In first year, there are a lot of "ACEs" - ambulatory clinic experiences. They basically send you to a random clinic, often for just a half-day (then you go somewhere else for the other half-day). Very few of these experiences are useful at all. Often the clinic doesn't even know you're coming. It's not enough time to learn any actual medicine, the preceptor just wants to get on with their clinic and feels burdened with yet another resident they'll never see again, and it's a lot of pointless travel and direction-seeking.
They make you submit "field notes" - little feedback forms describing a learning experience from every half-day (!), which preceptors HATE to do because it's just ridiculous. It's awkward as hell asking a busy preceptor for this.

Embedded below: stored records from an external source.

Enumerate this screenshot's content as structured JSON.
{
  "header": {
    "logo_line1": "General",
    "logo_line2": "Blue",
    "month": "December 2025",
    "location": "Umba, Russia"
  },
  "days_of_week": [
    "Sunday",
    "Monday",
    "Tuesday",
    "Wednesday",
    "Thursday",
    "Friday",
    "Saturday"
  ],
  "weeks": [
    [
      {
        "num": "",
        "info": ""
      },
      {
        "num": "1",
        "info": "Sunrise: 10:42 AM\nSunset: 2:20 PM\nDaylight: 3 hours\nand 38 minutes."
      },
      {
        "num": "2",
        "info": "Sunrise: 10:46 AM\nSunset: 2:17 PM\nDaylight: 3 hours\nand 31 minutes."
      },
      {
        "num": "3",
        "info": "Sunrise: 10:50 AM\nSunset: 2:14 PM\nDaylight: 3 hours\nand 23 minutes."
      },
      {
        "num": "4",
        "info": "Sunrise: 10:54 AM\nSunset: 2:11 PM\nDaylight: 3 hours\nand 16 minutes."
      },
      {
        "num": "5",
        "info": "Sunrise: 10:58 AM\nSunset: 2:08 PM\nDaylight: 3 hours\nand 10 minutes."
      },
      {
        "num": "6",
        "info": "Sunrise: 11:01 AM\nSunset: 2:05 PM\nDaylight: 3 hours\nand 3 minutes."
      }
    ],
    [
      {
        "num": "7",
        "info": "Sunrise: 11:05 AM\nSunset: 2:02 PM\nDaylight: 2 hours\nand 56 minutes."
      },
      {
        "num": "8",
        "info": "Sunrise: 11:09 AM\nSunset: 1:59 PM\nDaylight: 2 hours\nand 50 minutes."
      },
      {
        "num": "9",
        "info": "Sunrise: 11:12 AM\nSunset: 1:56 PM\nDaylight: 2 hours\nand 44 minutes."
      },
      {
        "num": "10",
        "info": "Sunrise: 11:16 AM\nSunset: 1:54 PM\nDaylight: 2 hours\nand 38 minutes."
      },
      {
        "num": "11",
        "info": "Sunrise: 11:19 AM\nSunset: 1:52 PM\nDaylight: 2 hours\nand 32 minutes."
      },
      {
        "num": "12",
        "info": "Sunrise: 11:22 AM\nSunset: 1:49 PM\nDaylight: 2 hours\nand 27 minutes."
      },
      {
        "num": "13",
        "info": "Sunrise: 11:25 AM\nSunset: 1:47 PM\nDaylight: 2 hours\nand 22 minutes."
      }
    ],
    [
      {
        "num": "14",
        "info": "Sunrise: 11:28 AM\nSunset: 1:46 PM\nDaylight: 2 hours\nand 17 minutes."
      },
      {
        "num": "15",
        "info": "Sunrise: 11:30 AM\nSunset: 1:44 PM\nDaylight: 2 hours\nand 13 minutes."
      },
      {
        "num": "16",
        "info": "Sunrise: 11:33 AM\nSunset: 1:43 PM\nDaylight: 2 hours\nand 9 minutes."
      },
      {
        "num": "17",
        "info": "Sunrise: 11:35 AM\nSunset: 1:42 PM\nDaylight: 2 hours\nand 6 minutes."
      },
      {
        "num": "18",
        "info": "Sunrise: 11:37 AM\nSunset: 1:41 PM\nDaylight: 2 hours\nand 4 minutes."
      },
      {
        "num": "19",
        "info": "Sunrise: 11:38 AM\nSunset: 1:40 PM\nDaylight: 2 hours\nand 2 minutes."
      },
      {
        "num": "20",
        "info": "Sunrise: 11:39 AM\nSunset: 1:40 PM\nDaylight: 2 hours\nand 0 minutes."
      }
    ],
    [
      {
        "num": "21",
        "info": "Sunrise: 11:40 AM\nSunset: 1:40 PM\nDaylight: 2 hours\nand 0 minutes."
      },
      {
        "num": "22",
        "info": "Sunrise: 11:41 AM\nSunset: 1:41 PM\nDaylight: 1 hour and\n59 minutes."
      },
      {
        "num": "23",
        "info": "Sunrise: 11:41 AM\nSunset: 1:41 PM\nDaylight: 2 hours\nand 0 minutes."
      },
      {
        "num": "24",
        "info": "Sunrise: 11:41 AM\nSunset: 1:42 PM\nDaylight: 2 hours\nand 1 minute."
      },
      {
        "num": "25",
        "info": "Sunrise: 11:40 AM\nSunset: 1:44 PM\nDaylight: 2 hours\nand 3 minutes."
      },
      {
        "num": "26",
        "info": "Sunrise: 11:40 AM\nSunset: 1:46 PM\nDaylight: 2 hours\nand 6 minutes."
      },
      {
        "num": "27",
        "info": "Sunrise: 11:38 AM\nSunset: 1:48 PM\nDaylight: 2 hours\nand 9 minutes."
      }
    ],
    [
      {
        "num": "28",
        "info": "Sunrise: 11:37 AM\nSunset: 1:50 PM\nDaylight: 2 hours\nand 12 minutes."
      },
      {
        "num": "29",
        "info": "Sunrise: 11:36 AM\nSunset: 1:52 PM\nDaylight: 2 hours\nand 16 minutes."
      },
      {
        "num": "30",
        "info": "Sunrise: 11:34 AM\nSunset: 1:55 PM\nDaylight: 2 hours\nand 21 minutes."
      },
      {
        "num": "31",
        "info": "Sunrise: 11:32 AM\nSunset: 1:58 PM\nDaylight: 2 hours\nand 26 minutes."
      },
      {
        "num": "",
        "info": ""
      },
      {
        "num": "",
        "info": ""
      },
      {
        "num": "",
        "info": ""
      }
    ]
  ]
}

I found they also do quite a poor job retaining good preceptors and dropping bad ones, despite collecting regular feedback from residents. There was a particularly bad preceptor at the Central Teaching Clinic, whom so many residents complained about, that he was finally "encouraged" to take a sabbatical for two years... but now he's back. Surprise. This is just one example. Also, they tend to just assume away precepetor problems by taking it as absolute truth that all preceptors are good, and any problem stems from resident factors. This is unhelpful, and has resulted in major problems for the few residents who were unlucky enough to have a difficult main preceptor, who mentors and evaluates you for the entire two years (people have had extreme problems switching, and have been asked to "work out" their issue with the preceptor, after the issue was apready escalated to program director).
Returning to the first issue, because there is a relatively high proportion of just weaker preceptors in "home clinics" (academic teaching clinics where residents work 2-3 days a week for the entire two years), you just run out of things to learn from them. By the end of the second year, you could end up in a weird situation where you start being more competent than your preceptor at times, yet have to hold back, lest you get on their bad side, or even worse - get slapped with a professionalism issue.

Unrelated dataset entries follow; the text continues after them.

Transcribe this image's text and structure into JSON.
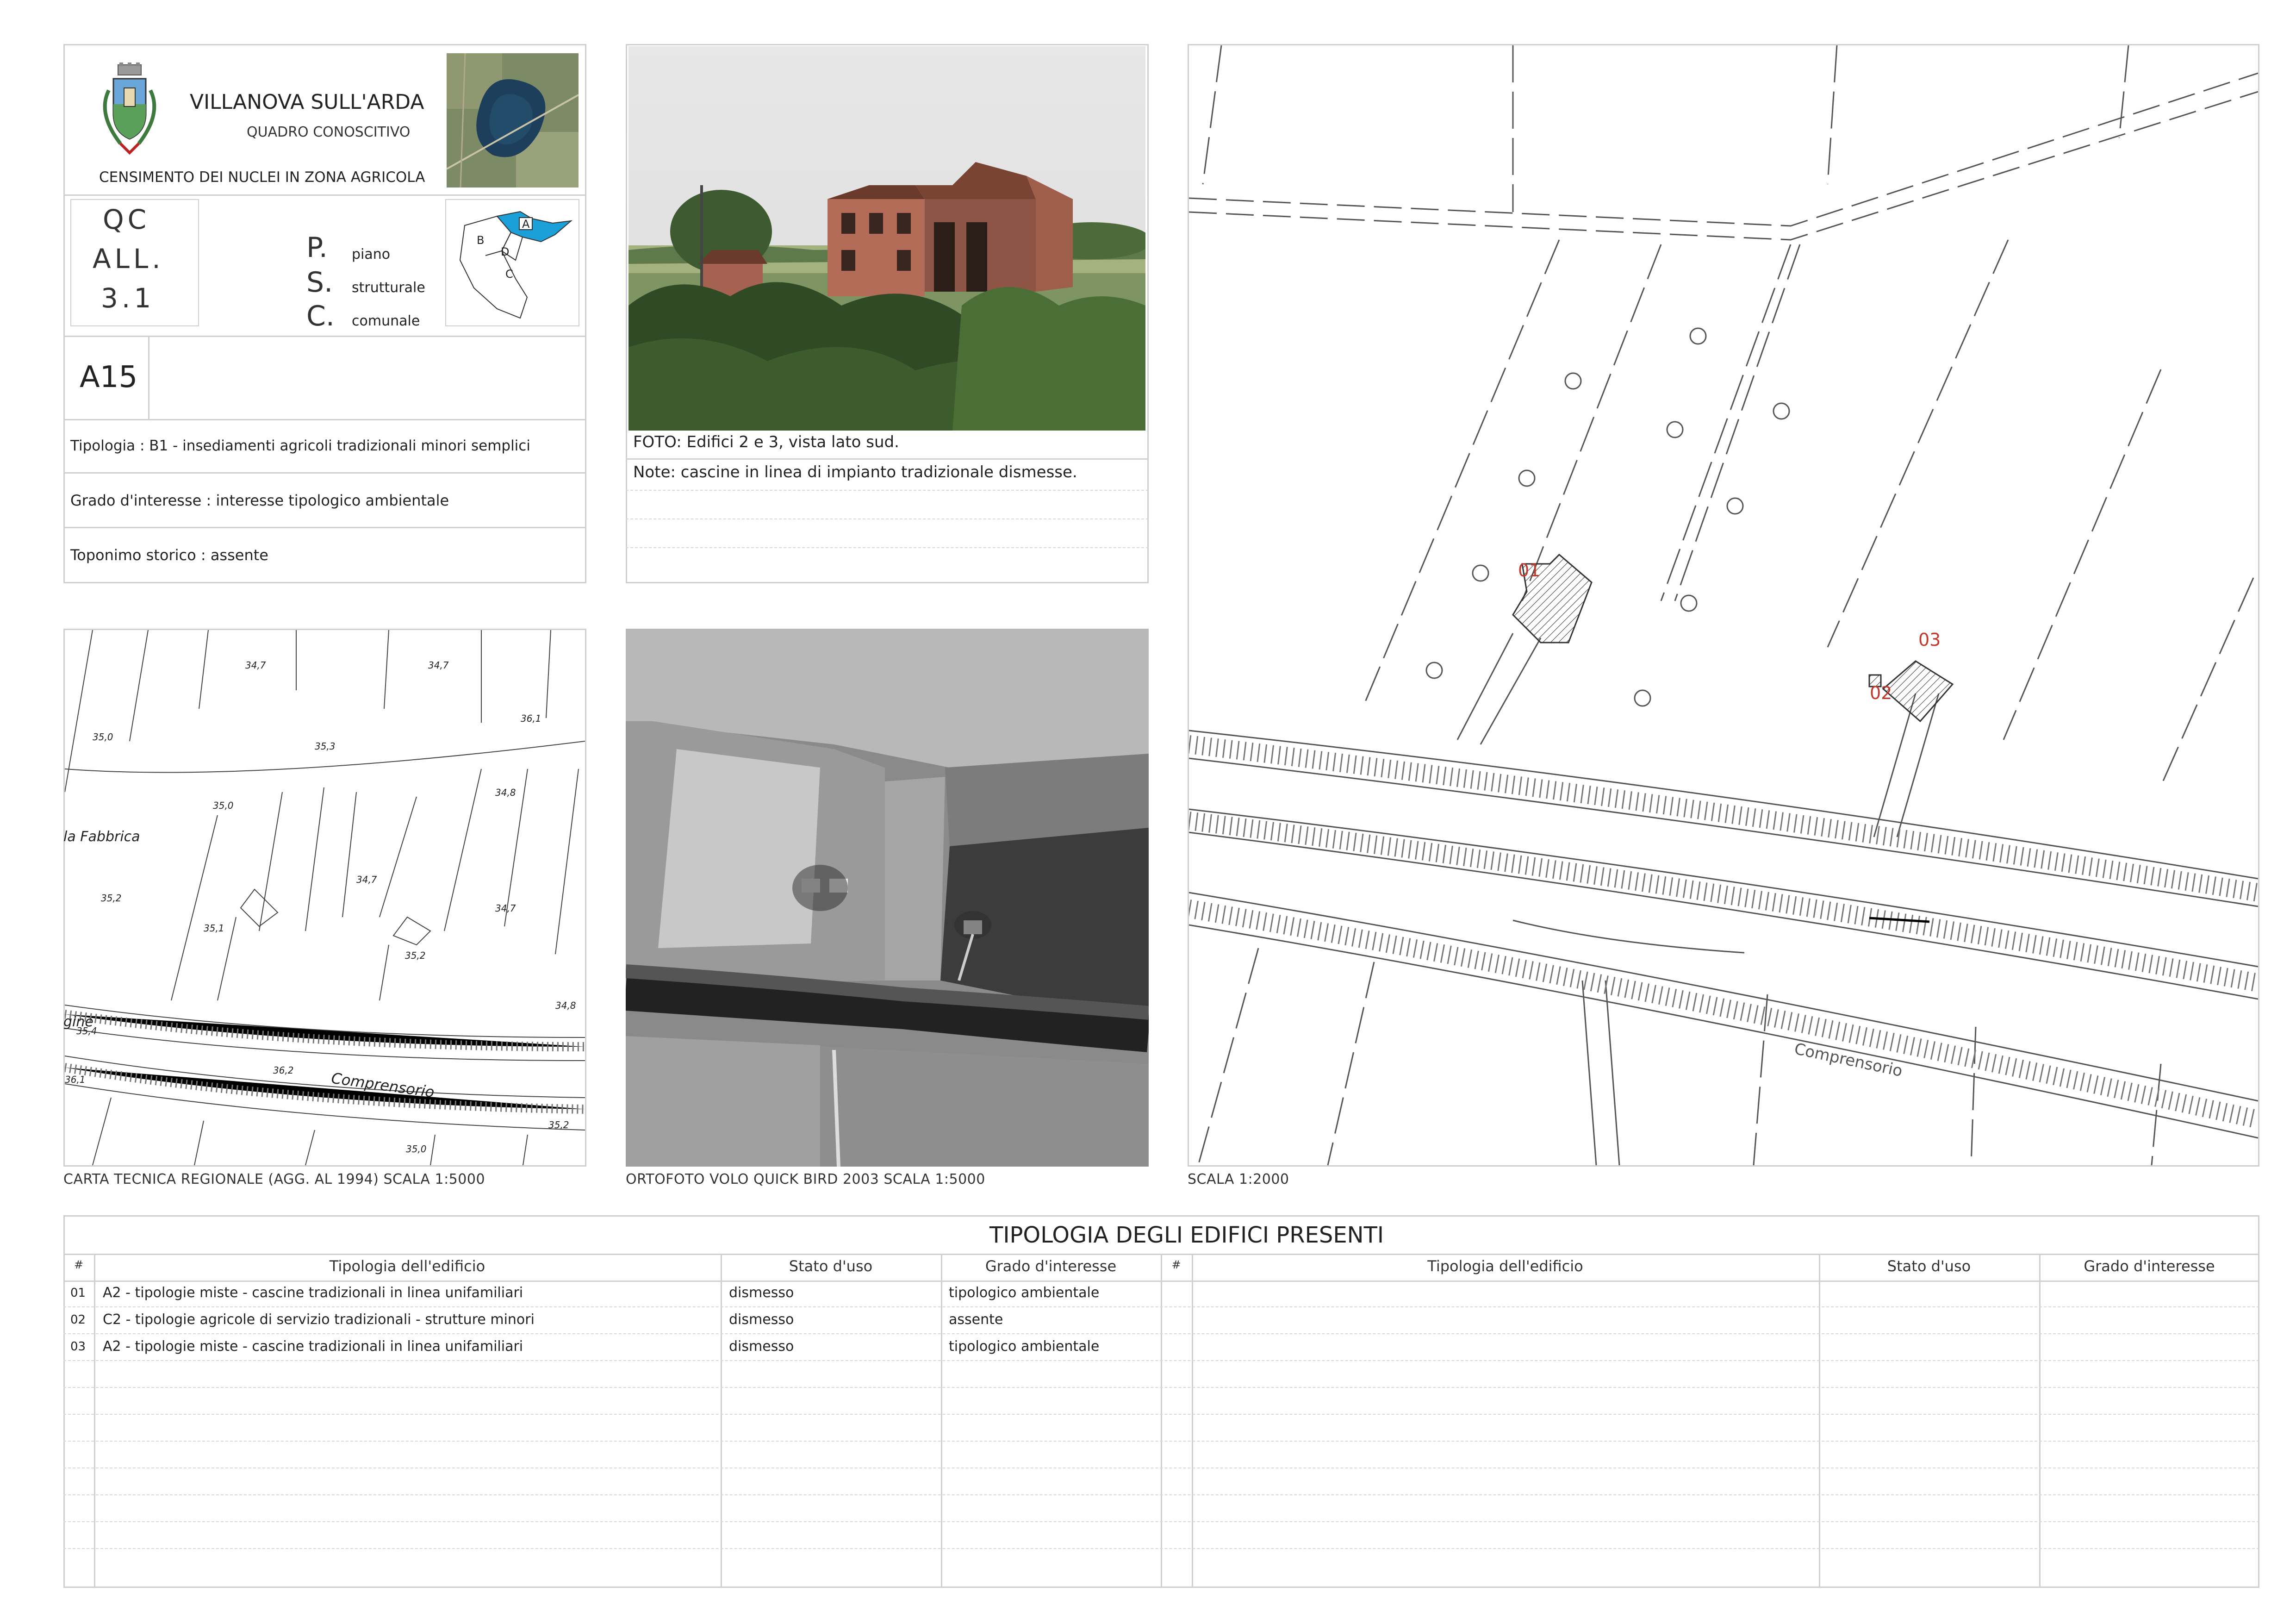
{
  "header": {
    "municipality": "VILLANOVA SULL'ARDA",
    "subtitle": "QUADRO CONOSCITIVO",
    "census_title": "CENSIMENTO DEI NUCLEI IN ZONA AGRICOLA",
    "qc_lines": [
      "QC",
      "ALL.",
      "3.1"
    ],
    "psc_letters": [
      "P.",
      "S.",
      "C."
    ],
    "psc_words": [
      "piano",
      "strutturale",
      "comunale"
    ],
    "zone_labels": [
      "A",
      "B",
      "C",
      "D"
    ],
    "code": "A15"
  },
  "info": {
    "tipologia": "Tipologia : B1 - insediamenti agricoli tradizionali minori semplici",
    "grado": "Grado d'interesse : interesse tipologico ambientale",
    "toponimo": "Toponimo storico : assente"
  },
  "photo": {
    "caption": "FOTO: Edifici 2 e 3, vista lato sud.",
    "note": "Note: cascine in linea di impianto tradizionale dismesse."
  },
  "maps": {
    "ctr_caption": "CARTA TECNICA REGIONALE (AGG. AL 1994) SCALA 1:5000",
    "ortho_caption": "ORTOFOTO VOLO QUICK BIRD 2003 SCALA 1:5000",
    "plan_caption": "SCALA 1:2000",
    "ctr_labels": [
      "34,7",
      "34,7",
      "35,0",
      "36,1",
      "35,3",
      "35,0",
      "34,8",
      "la Fabbrica",
      "35,2",
      "34,7",
      "34,7",
      "35,1",
      "35,2",
      "34,8",
      "gine",
      "35,4",
      "36,2",
      "Comprensorio",
      "36,1",
      "35,0",
      "35,2"
    ],
    "plan_labels": [
      "01",
      "02",
      "03",
      "Comprensorio"
    ]
  },
  "table": {
    "title": "TIPOLOGIA DEGLI EDIFICI PRESENTI",
    "headers": [
      "#",
      "Tipologia dell'edificio",
      "Stato d'uso",
      "Grado d'interesse"
    ],
    "rows": [
      {
        "n": "01",
        "tipologia": "A2 - tipologie miste - cascine tradizionali in linea unifamiliari",
        "stato": "dismesso",
        "grado": "tipologico ambientale"
      },
      {
        "n": "02",
        "tipologia": "C2 - tipologie agricole di servizio tradizionali - strutture minori",
        "stato": "dismesso",
        "grado": "assente"
      },
      {
        "n": "03",
        "tipologia": "A2 - tipologie miste - cascine tradizionali in linea unifamiliari",
        "stato": "dismesso",
        "grado": "tipologico ambientale"
      }
    ]
  },
  "colors": {
    "accent_blue": "#1a9fd8",
    "label_red": "#c0392b",
    "border": "#cfcfcf"
  }
}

A significant proportion of residents were fortunate enough to avoid all of above issues. There are some home clinic preceptors who are excellent, and you could get lucky/be proactive and get quality rotations for the most part. But there's little recourse to help if you run into any problems, and a high chance you'd end up with many mediocre rotations and have a bad time in home clinic.